The non-governmental group, European Friends of Armenia (EuFoA), said the draft resolution could derail a peaceful Karabakh settlement and urged all European Union member states to join the three mediating powers in opposing it.
The document, which the General Assembly is due to consider next week, upholds Azerbaijan’s territorial integrity in the unresolved dispute and the right of Azerbaijanis “expelled” from Karabakh and Armenian-controlled territories surrounding it to return to their homes.
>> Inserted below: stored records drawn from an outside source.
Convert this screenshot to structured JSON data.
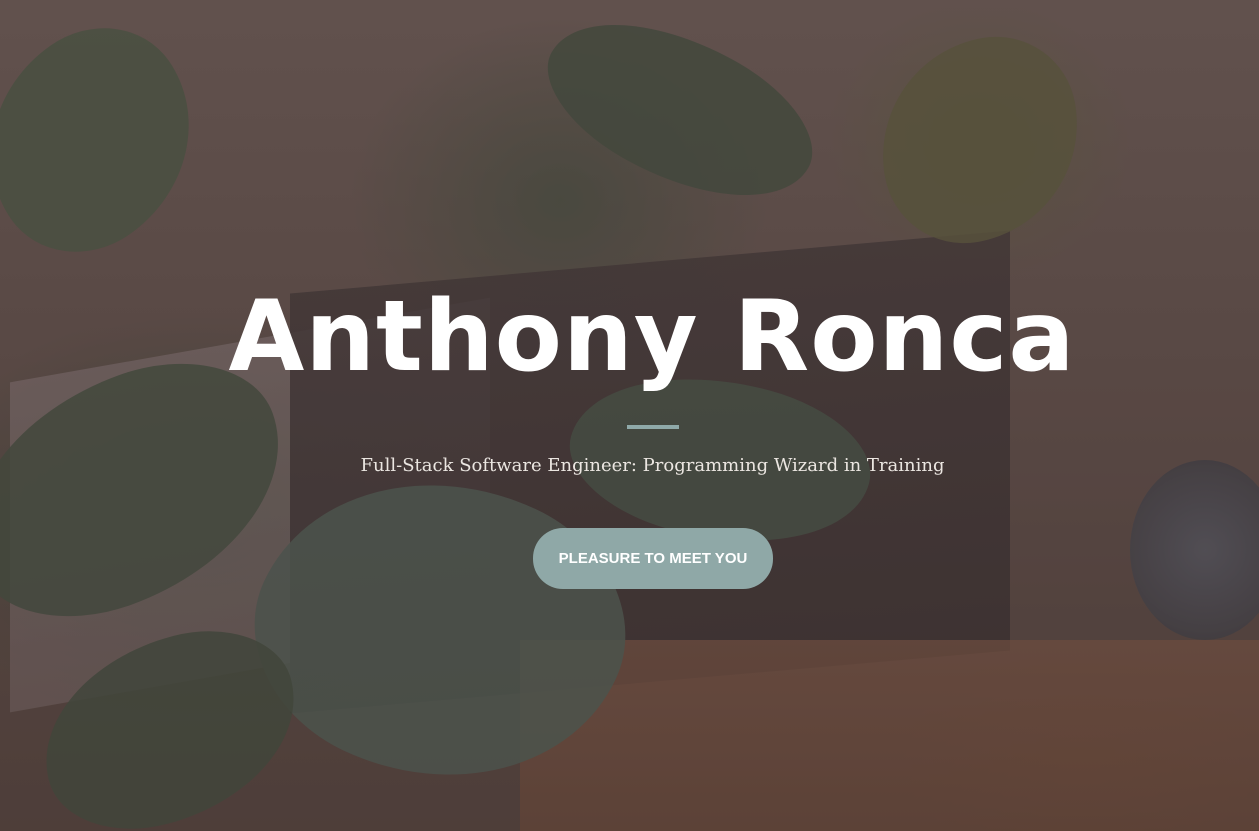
{
  "hero": {
    "name": "Anthony Ronca",
    "tagline": "Full-Stack Software Engineer: Programming Wizard in Training",
    "cta_label": "PLEASURE TO MEET YOU"
  },
  "colors": {
    "accent": "#8fa8a7",
    "title_text": "#ffffff",
    "tagline_text": "#ebe6e1",
    "overlay": "#503c3c"
  }
}
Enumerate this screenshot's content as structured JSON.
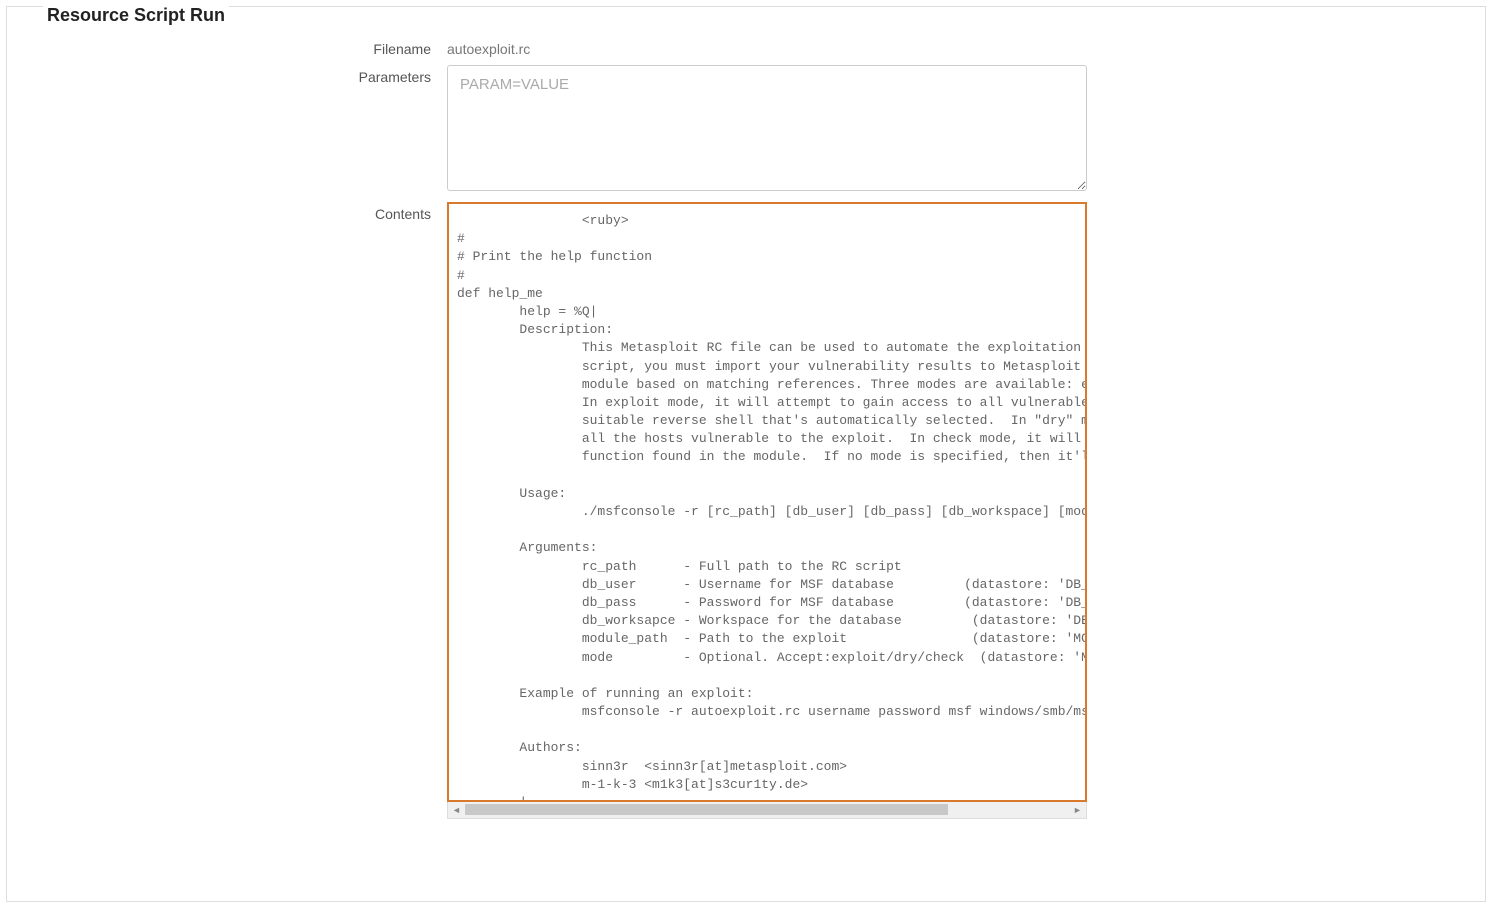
{
  "title": "Resource Script Run",
  "form": {
    "filename_label": "Filename",
    "filename_value": "autoexploit.rc",
    "parameters_label": "Parameters",
    "parameters_placeholder": "PARAM=VALUE",
    "parameters_value": "",
    "contents_label": "Contents",
    "contents_value": "                <ruby>\n#\n# Print the help function\n#\ndef help_me\n        help = %Q|\n        Description:\n                This Metasploit RC file can be used to automate the exploitation process.\n                script, you must import your vulnerability results to Metasploit so that i\n                module based on matching references. Three modes are available: exploit/dr\n                In exploit mode, it will attempt to gain access to all vulnerable hosts wi\n                suitable reverse shell that's automatically selected.  In \"dry\" mode (dry-\n                all the hosts vulnerable to the exploit.  In check mode, it will only trig\n                function found in the module.  If no mode is specified, then it'll default\n\n        Usage:\n                ./msfconsole -r [rc_path] [db_user] [db_pass] [db_workspace] [module_path]\n\n        Arguments:\n                rc_path      - Full path to the RC script\n                db_user      - Username for MSF database         (datastore: 'DB_USER')\n                db_pass      - Password for MSF database         (datastore: 'DB_PASS')\n                db_worksapce - Workspace for the database         (datastore: 'DB_WORKSPA\n                module_path  - Path to the exploit                (datastore: 'MODULE')\n                mode         - Optional. Accept:exploit/dry/check  (datastore: 'MODE')\n\n        Example of running an exploit:\n                msfconsole -r autoexploit.rc username password msf windows/smb/ms08_067_ne\n\n        Authors:\n                sinn3r  <sinn3r[at]metasploit.com>\n                m-1-k-3 <m1k3[at]s3cur1ty.de>\n        |\n"
  }
}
President Serzh Sarkisian said on Sunday that its approval by the assembly would be a “serious blunder” by Azerbaijan. The Armenian Foreign Ministry similarly warned last week that the resolution would cause “serious damage” to Armenian-Azerbaijani peace talks mediated by Washington, Moscow and Paris.
“The Azerbaijani draft resolution to be discussed at the UN General Assembly on Thursday 9 September is expected to be voted against by the three Co-Chairs of the Minsk Group, France, Russia and the USA,” EuFoA said in a statement. “But according to EuFoA’s sources, a common response by all EU countries is not yet clear, despite the longstanding and clear EU support for the Minsk Group.”
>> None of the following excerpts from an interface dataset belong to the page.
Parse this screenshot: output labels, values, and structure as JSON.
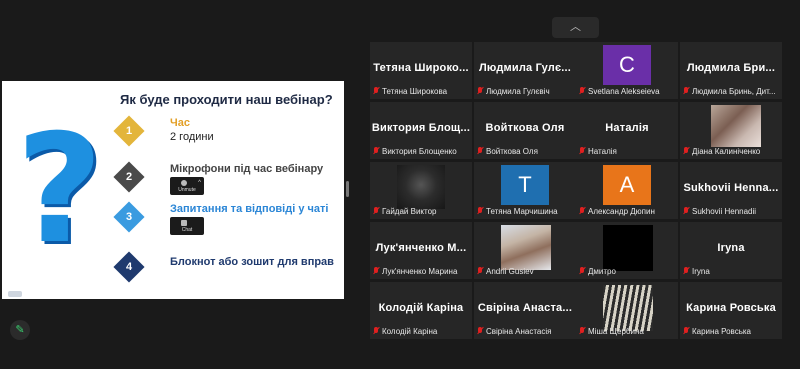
{
  "slide": {
    "title": "Як буде проходити наш вебінар?",
    "steps": [
      {
        "num": "1",
        "text": "Час",
        "sub": "2 години",
        "color": "#e3b53b",
        "text_color": "#e3a028"
      },
      {
        "num": "2",
        "text": "Мікрофони під час вебінару",
        "sub": "",
        "mini_label": "Unmute",
        "color": "#4a4a4a",
        "text_color": "#444444"
      },
      {
        "num": "3",
        "text": "Запитання та відповіді у чаті",
        "sub": "",
        "mini_label": "Chat",
        "color": "#3a9be0",
        "text_color": "#2b86d6"
      },
      {
        "num": "4",
        "text": "Блокнот або зошит для вправ",
        "sub": "",
        "color": "#1f3a6e",
        "text_color": "#1f3a6e"
      }
    ]
  },
  "controls": {
    "collapse_icon": "chevron-up",
    "collapse_glyph": "︿",
    "edit_glyph": "✎"
  },
  "participants": [
    {
      "name": "Тетяна  Широко...",
      "label": "Тетяна Широкова"
    },
    {
      "name": "Людмила  Гулє...",
      "label": "Людмила Гулєвіч"
    },
    {
      "avatar": "C",
      "avatar_color": "#6a2fa8",
      "label": "Svetlana Alekseieva"
    },
    {
      "name": "Людмила  Бри...",
      "label": "Людмила Бринь, Дит..."
    },
    {
      "name": "Виктория  Блощ...",
      "label": "Виктория Блощенко"
    },
    {
      "name": "Войткова  Оля",
      "label": "Войткова Оля"
    },
    {
      "name": "Наталія",
      "label": "Наталія"
    },
    {
      "photo": "cats",
      "label": "Діана Калиніченко"
    },
    {
      "photo": "cat-dark",
      "label": "Гайдай Виктор"
    },
    {
      "avatar": "T",
      "avatar_color": "#1f6fb0",
      "label": "Тетяна Марчишина"
    },
    {
      "avatar": "A",
      "avatar_color": "#e8751a",
      "label": "Александр Дюпин"
    },
    {
      "name": "Sukhovii  Henna...",
      "label": "Sukhovii Hennadii"
    },
    {
      "name": "Лук'янченко  М...",
      "label": "Лук'янченко Марина"
    },
    {
      "photo": "man",
      "label": "Andrii Gusiev"
    },
    {
      "photo": "black",
      "label": "Дмитро"
    },
    {
      "name": "Iryna",
      "label": "Iryna"
    },
    {
      "name": "Колодій  Каріна",
      "label": "Колодій Каріна"
    },
    {
      "name": "Свіріна  Анаста...",
      "label": "Свіріна Анастасія"
    },
    {
      "photo": "zebra",
      "label": "Міша Щербина"
    },
    {
      "name": "Карина  Ровська",
      "label": "Карина Ровська"
    }
  ]
}
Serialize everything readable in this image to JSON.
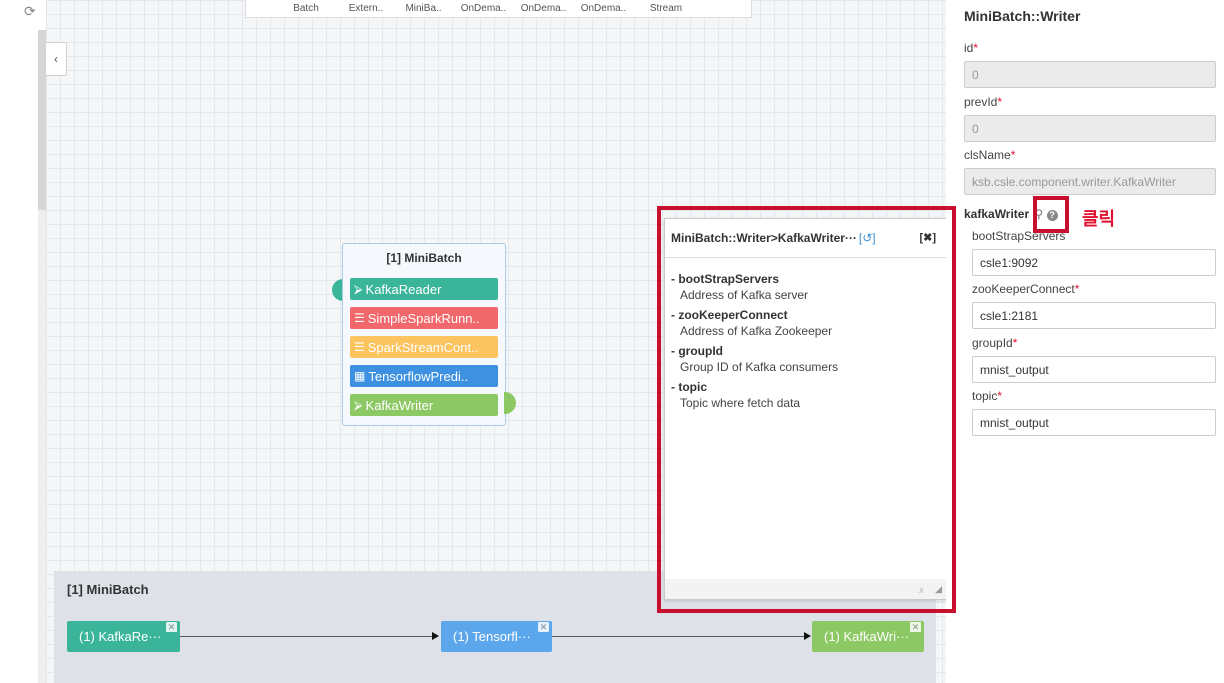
{
  "toolbar": {
    "items": [
      "Batch",
      "Extern..",
      "MiniBa..",
      "OnDema..",
      "OnDema..",
      "OnDema..",
      "Stream"
    ]
  },
  "engine": {
    "title": "[1] MiniBatch",
    "components": [
      {
        "label": "KafkaReader",
        "icon": "reader-icon",
        "color": "#3bb59a"
      },
      {
        "label": "SimpleSparkRunn..",
        "icon": "runner-icon",
        "color": "#f0686b"
      },
      {
        "label": "SparkStreamCont..",
        "icon": "controller-icon",
        "color": "#fcc45e"
      },
      {
        "label": "TensorflowPredi..",
        "icon": "grid-icon",
        "color": "#3d91e0"
      },
      {
        "label": "KafkaWriter",
        "icon": "writer-icon",
        "color": "#8cc864"
      }
    ]
  },
  "pipeline": {
    "title": "[1] MiniBatch",
    "nodes": [
      {
        "label": "(1) KafkaRe···",
        "color": "#3bb59a"
      },
      {
        "label": "(1) Tensorfl···",
        "color": "#5ca7eb"
      },
      {
        "label": "(1) KafkaWri···",
        "color": "#8cc864"
      }
    ]
  },
  "popup": {
    "title": "MiniBatch::Writer>KafkaWriter···",
    "reset_symbol": "[↺]",
    "close_label": "[✖]",
    "entries": [
      {
        "name": "- bootStrapServers",
        "desc": "Address of Kafka server"
      },
      {
        "name": "- zooKeeperConnect",
        "desc": "Address of Kafka Zookeeper"
      },
      {
        "name": "- groupId",
        "desc": "Group ID of Kafka consumers"
      },
      {
        "name": "- topic",
        "desc": "Topic where fetch data"
      }
    ],
    "footer_x": "x"
  },
  "right_panel": {
    "title": "MiniBatch::Writer",
    "fields": [
      {
        "label": "id",
        "value": "0",
        "disabled": true
      },
      {
        "label": "prevId",
        "value": "0",
        "disabled": true
      },
      {
        "label": "clsName",
        "value": "ksb.csle.component.writer.KafkaWriter",
        "disabled": true
      }
    ],
    "section_label": "kafkaWriter",
    "sub_fields": [
      {
        "label": "bootStrapServers",
        "value": "csle1:9092"
      },
      {
        "label": "zooKeeperConnect",
        "value": "csle1:2181"
      },
      {
        "label": "groupId",
        "value": "mnist_output"
      },
      {
        "label": "topic",
        "value": "mnist_output"
      }
    ]
  },
  "annotation": {
    "note": "클릭",
    "color": "#e0102e"
  }
}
“The UN is not the right level to discuss this question because there is only one international mandate to resolve this issue and it lies with the OSCE Minsk Group,” the EuFoA secretary general, Michael Kambeck, told RFE/RL’s Armenian service.
“This process has been going on for a long time,” he said. “It is very delicate, it is full of specific sensitivities, and the OSCE Minsk Group is doing a good job. I think we should first let them finish their job.”
“If Azerbaijan really thinks that this has come to a total end, then they should stop the negotiations and cancel everything. But they are not doing that,” added Kambeck.
The three nations co-chairing the Minsk Group made similar arguments when they voted against a similar non-binding resolution adopted by the UN assembly in March 2008. It was backed by 39 mainly Islamic states.
EuFoA statement warned that by capitalizing on Muslim support for its cause Azerbaijan risks adding a “religious component” to the Karabakh conflict. “This conflict has never been about religion, about Islam versus Christianity,” argued Kambeck. “This is an ethnic conflict, and if now we start adding a religious component to it, it will become even more difficult to resolve the whole conflict.”
Kambeck said the draft resolution is “dangerous” also because it overlooks other principles of international law that are at the heart of the mediators’ existing peace proposals. “This resolution is very single-sided,” he said. “You basically have only two options, as an international body. You either rewrite it completely, or you reject it, if you want to make it a balanced text.”
EuFoA was set up in early 2009 by European parliamentarians and intellectuals to promote Armenia’s integration into European political and economic structures.